The Brain and Alcohol Withdrawal
People who suddenly stop drinking after drinking heavily may experience alcohol withdrawal. Symptoms can include shaking, irritability, anxiety, hallucinations, and even seizures.
Withdrawal occurs because alcohol has caused an imbalance in the brain chemistry. This leads neurons to overreact in the absence of alcohol.
Whilst alcohol withdrawal is a temporary state, it causes discomfort and cravings that can prevent a person from attempting or achieving sobriety.
Alcohol-Related Brain Damage
People with a long-term alcohol addiction can experience permanent brain damage.
This brain damage can occur because of general poor health exacerbated by alcohol addiction.
It can also be caused by a thiamine deficiency. People suffering from an alcohol addiction are often deficient in thiamine — a vitamin essential to brain health. A lack of thiamine can lead to serious brain damage.
One other way in which alcohol causes long-lasting brain damage is by affecting neurons and neurotransmitters. Mental and physical abilities are impaired because neural pathways stop functioning properly, even in the absence of alcohol.
How Can You Reduce Your Risk of Alcohol-Related Brain Changes?
Some researchers have found evidence that no level of alcohol consumption can be considered safe for brain health. However, heavier, longer-term drinkers are more likely to experience adverse side effects. That’s why it’s important to stay in control of your alcohol consumption and recognize signs of an addiction.
Drink in Moderation
You can reduce your risk of alcohol-related brain changes by drinking in moderation. That might mean being more mindful of how you drink, withstanding peer pressure, or finding new ways to socialize and cope with stress.
Stop Drinking Altogether
If you suffer from an AUD, stopping drinking altogether will help to prevent further brain changes and may even lead to recovery. Around 75% of people show at least minor recovery from alcohol-related brain damage when they stop drinking and undergo treatment.
Get the Right Support
Because alcohol changes the brain, changing your relationship with this substance can be challenging. That’s why it’s a good idea to seek professional support.
AspenRidge is a leading provider of dual diagnosis treatment for mental health and alcohol abuse.
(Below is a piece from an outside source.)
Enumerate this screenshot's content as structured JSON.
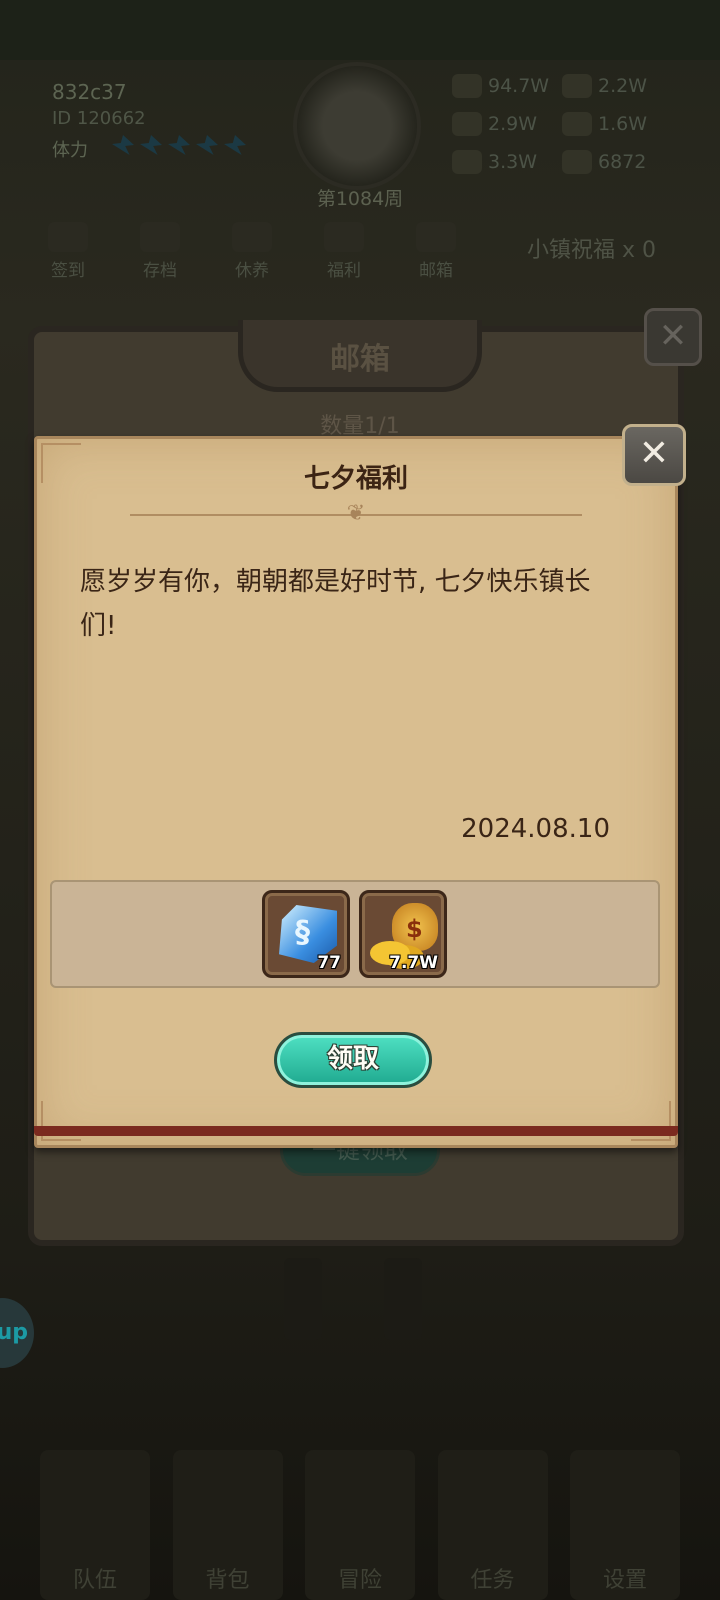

We understand that alcohol use disorder exists on a spectrum, so we tailor our programs to each individual client.
With inpatient, outpatient, online, and in-person sessions available, we can provide support that suits your schedule and your level of addiction.